Dasmann's talent for outstanding scientific research was matched by his desire to change the world. A gifted writer, Dasmann was equally at home in the field, the classroom, and the policy arena. He translated his passion for nature into a vision of planet preservation years before the public began to grapple with concepts like conservation and overpopulation.

Dasmann's research took him to Africa, Sri Lanka, the Caribbean, and California. He was an early advocate of conservation policies that respected the knowledge and circumstances of indigenous people, and his early call for a vision of bioregionalism that minimized human impact on the land helped lay the groundwork for the field of environmental ethics. Dasmann fought for the title of his influential text Environmental Conservation at a time when the phrase was unknown, and his pioneering work on game ranching in Africa fostered the field of ecodevelopment and helped make ecotourism a household word.

Earlier this year, Dasmann published his memoir, Called by the Wild: The Autobiography of a Conservationist (Berkeley, CA: University of California, Press, 2002). The book reflects Dasmann's desire to give credit to others, but in fact Dasmann is one of a handful of visionaries who gave life to the worldwide environmental movement.

Although informed by complex scientific observations, Dasmann's vision of conservation was based on one simple fact: Resources are finite. Yet successful conservation strategies aren't simple, and Dasmann always fought for policies that took into account the full complexities of biology. At the Conservation Foundation, he recalled recently, a senior official was always chastising Dasmann, saying "Dammit, Dasmann, you keep making things too complicated! We're just trying to get some land set aside, and you keep adding all these complications!"

The public-relations challenges environmentalists face today are similar to those Dasmann faced as a graduate student studying deer populations in northern California.
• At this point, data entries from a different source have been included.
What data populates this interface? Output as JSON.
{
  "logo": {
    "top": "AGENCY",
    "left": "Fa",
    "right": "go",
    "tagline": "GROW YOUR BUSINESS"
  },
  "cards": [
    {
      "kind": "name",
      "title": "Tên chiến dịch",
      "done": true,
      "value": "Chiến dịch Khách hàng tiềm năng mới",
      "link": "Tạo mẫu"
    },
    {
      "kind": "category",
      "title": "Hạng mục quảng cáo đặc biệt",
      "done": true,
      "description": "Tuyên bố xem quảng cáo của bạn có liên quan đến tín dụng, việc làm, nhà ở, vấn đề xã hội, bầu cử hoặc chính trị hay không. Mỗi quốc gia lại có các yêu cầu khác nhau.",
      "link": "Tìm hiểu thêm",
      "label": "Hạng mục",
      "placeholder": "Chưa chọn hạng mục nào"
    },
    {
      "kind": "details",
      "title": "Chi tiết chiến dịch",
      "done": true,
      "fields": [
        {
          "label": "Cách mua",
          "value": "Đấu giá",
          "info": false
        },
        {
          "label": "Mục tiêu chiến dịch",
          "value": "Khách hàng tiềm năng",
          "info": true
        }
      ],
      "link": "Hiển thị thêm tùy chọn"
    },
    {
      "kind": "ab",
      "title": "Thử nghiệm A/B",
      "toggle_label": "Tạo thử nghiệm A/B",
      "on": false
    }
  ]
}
Despite convincing data that predicted a population crash unless the number of deer was reduced, preferably by liberalizing hunting regulations, Dasmann and his colleagues were unable to build the necessary public support among deer hunters, who believed a doe hunt would lead to extinction. As a result, the deer population did indeed crash in the mid-1960s.

For Dasmann, like many scientific researchers committed to using research to inform public policy, the challenge of swaying public opinion persisted throughout his career. There was little satisfaction in being able to say, "I told you so."
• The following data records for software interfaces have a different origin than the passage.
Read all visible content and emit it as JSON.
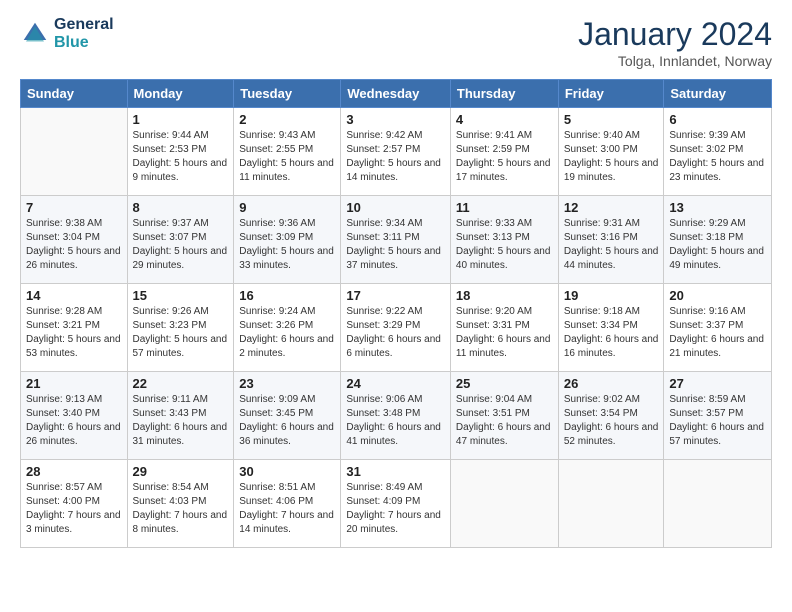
{
  "header": {
    "logo_line1": "General",
    "logo_line2": "Blue",
    "month_title": "January 2024",
    "location": "Tolga, Innlandet, Norway"
  },
  "days_of_week": [
    "Sunday",
    "Monday",
    "Tuesday",
    "Wednesday",
    "Thursday",
    "Friday",
    "Saturday"
  ],
  "weeks": [
    [
      {
        "day": "",
        "sunrise": "",
        "sunset": "",
        "daylight": ""
      },
      {
        "day": "1",
        "sunrise": "Sunrise: 9:44 AM",
        "sunset": "Sunset: 2:53 PM",
        "daylight": "Daylight: 5 hours and 9 minutes."
      },
      {
        "day": "2",
        "sunrise": "Sunrise: 9:43 AM",
        "sunset": "Sunset: 2:55 PM",
        "daylight": "Daylight: 5 hours and 11 minutes."
      },
      {
        "day": "3",
        "sunrise": "Sunrise: 9:42 AM",
        "sunset": "Sunset: 2:57 PM",
        "daylight": "Daylight: 5 hours and 14 minutes."
      },
      {
        "day": "4",
        "sunrise": "Sunrise: 9:41 AM",
        "sunset": "Sunset: 2:59 PM",
        "daylight": "Daylight: 5 hours and 17 minutes."
      },
      {
        "day": "5",
        "sunrise": "Sunrise: 9:40 AM",
        "sunset": "Sunset: 3:00 PM",
        "daylight": "Daylight: 5 hours and 19 minutes."
      },
      {
        "day": "6",
        "sunrise": "Sunrise: 9:39 AM",
        "sunset": "Sunset: 3:02 PM",
        "daylight": "Daylight: 5 hours and 23 minutes."
      }
    ],
    [
      {
        "day": "7",
        "sunrise": "Sunrise: 9:38 AM",
        "sunset": "Sunset: 3:04 PM",
        "daylight": "Daylight: 5 hours and 26 minutes."
      },
      {
        "day": "8",
        "sunrise": "Sunrise: 9:37 AM",
        "sunset": "Sunset: 3:07 PM",
        "daylight": "Daylight: 5 hours and 29 minutes."
      },
      {
        "day": "9",
        "sunrise": "Sunrise: 9:36 AM",
        "sunset": "Sunset: 3:09 PM",
        "daylight": "Daylight: 5 hours and 33 minutes."
      },
      {
        "day": "10",
        "sunrise": "Sunrise: 9:34 AM",
        "sunset": "Sunset: 3:11 PM",
        "daylight": "Daylight: 5 hours and 37 minutes."
      },
      {
        "day": "11",
        "sunrise": "Sunrise: 9:33 AM",
        "sunset": "Sunset: 3:13 PM",
        "daylight": "Daylight: 5 hours and 40 minutes."
      },
      {
        "day": "12",
        "sunrise": "Sunrise: 9:31 AM",
        "sunset": "Sunset: 3:16 PM",
        "daylight": "Daylight: 5 hours and 44 minutes."
      },
      {
        "day": "13",
        "sunrise": "Sunrise: 9:29 AM",
        "sunset": "Sunset: 3:18 PM",
        "daylight": "Daylight: 5 hours and 49 minutes."
      }
    ],
    [
      {
        "day": "14",
        "sunrise": "Sunrise: 9:28 AM",
        "sunset": "Sunset: 3:21 PM",
        "daylight": "Daylight: 5 hours and 53 minutes."
      },
      {
        "day": "15",
        "sunrise": "Sunrise: 9:26 AM",
        "sunset": "Sunset: 3:23 PM",
        "daylight": "Daylight: 5 hours and 57 minutes."
      },
      {
        "day": "16",
        "sunrise": "Sunrise: 9:24 AM",
        "sunset": "Sunset: 3:26 PM",
        "daylight": "Daylight: 6 hours and 2 minutes."
      },
      {
        "day": "17",
        "sunrise": "Sunrise: 9:22 AM",
        "sunset": "Sunset: 3:29 PM",
        "daylight": "Daylight: 6 hours and 6 minutes."
      },
      {
        "day": "18",
        "sunrise": "Sunrise: 9:20 AM",
        "sunset": "Sunset: 3:31 PM",
        "daylight": "Daylight: 6 hours and 11 minutes."
      },
      {
        "day": "19",
        "sunrise": "Sunrise: 9:18 AM",
        "sunset": "Sunset: 3:34 PM",
        "daylight": "Daylight: 6 hours and 16 minutes."
      },
      {
        "day": "20",
        "sunrise": "Sunrise: 9:16 AM",
        "sunset": "Sunset: 3:37 PM",
        "daylight": "Daylight: 6 hours and 21 minutes."
      }
    ],
    [
      {
        "day": "21",
        "sunrise": "Sunrise: 9:13 AM",
        "sunset": "Sunset: 3:40 PM",
        "daylight": "Daylight: 6 hours and 26 minutes."
      },
      {
        "day": "22",
        "sunrise": "Sunrise: 9:11 AM",
        "sunset": "Sunset: 3:43 PM",
        "daylight": "Daylight: 6 hours and 31 minutes."
      },
      {
        "day": "23",
        "sunrise": "Sunrise: 9:09 AM",
        "sunset": "Sunset: 3:45 PM",
        "daylight": "Daylight: 6 hours and 36 minutes."
      },
      {
        "day": "24",
        "sunrise": "Sunrise: 9:06 AM",
        "sunset": "Sunset: 3:48 PM",
        "daylight": "Daylight: 6 hours and 41 minutes."
      },
      {
        "day": "25",
        "sunrise": "Sunrise: 9:04 AM",
        "sunset": "Sunset: 3:51 PM",
        "daylight": "Daylight: 6 hours and 47 minutes."
      },
      {
        "day": "26",
        "sunrise": "Sunrise: 9:02 AM",
        "sunset": "Sunset: 3:54 PM",
        "daylight": "Daylight: 6 hours and 52 minutes."
      },
      {
        "day": "27",
        "sunrise": "Sunrise: 8:59 AM",
        "sunset": "Sunset: 3:57 PM",
        "daylight": "Daylight: 6 hours and 57 minutes."
      }
    ],
    [
      {
        "day": "28",
        "sunrise": "Sunrise: 8:57 AM",
        "sunset": "Sunset: 4:00 PM",
        "daylight": "Daylight: 7 hours and 3 minutes."
      },
      {
        "day": "29",
        "sunrise": "Sunrise: 8:54 AM",
        "sunset": "Sunset: 4:03 PM",
        "daylight": "Daylight: 7 hours and 8 minutes."
      },
      {
        "day": "30",
        "sunrise": "Sunrise: 8:51 AM",
        "sunset": "Sunset: 4:06 PM",
        "daylight": "Daylight: 7 hours and 14 minutes."
      },
      {
        "day": "31",
        "sunrise": "Sunrise: 8:49 AM",
        "sunset": "Sunset: 4:09 PM",
        "daylight": "Daylight: 7 hours and 20 minutes."
      },
      {
        "day": "",
        "sunrise": "",
        "sunset": "",
        "daylight": ""
      },
      {
        "day": "",
        "sunrise": "",
        "sunset": "",
        "daylight": ""
      },
      {
        "day": "",
        "sunrise": "",
        "sunset": "",
        "daylight": ""
      }
    ]
  ]
}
"I'm not much for tying myself to trees or putting sand in gasoline tanks, but my feeling is that we need some fairly radical social and economic restructuring to address some of these issues," Dasmann said during a 1989 interview. "I'm a tentative optimist, but I can't see any rational basis for my optimism sometimes."

Dasmann's most recent efforts focused on creation of the Golden Gate Biosphere Reserve (GGBR), one of 300 international sites designated by the United Nations for protection and access. The GGBR consists of more than two million acres that extend from the Bodega Marine Laboratory north of San Francisco to Jasper Ridge near Stanford University and 30 miles offshore to the edge of the Continental Shelf. The reserve is managed by nine separate entities, each of which helps protect the wide variety of native species and natural habitats that characterize the coastal region of central California while offering recreational and educational opportunities for many millions of visitors.

Dasmann is survived by his daughters Marlene Dasmann of Santa Cruz, Sandra Dasmann of Santa Cruz, and Lauren Chamberlain of Tucson, Arizona; five grandchildren; and one great-grandchild. His wife, Elizabeth Sheldon Dasmann, died in 1996.

A memorial service is pending. Contributions in Dasmann's memory may be sent to the attention of Lia Hull at the Golden Gate Biosphere Reserve Association, Jasper Ridge Biological Preserve, Stanford University, Stanford, CA 94305-5020.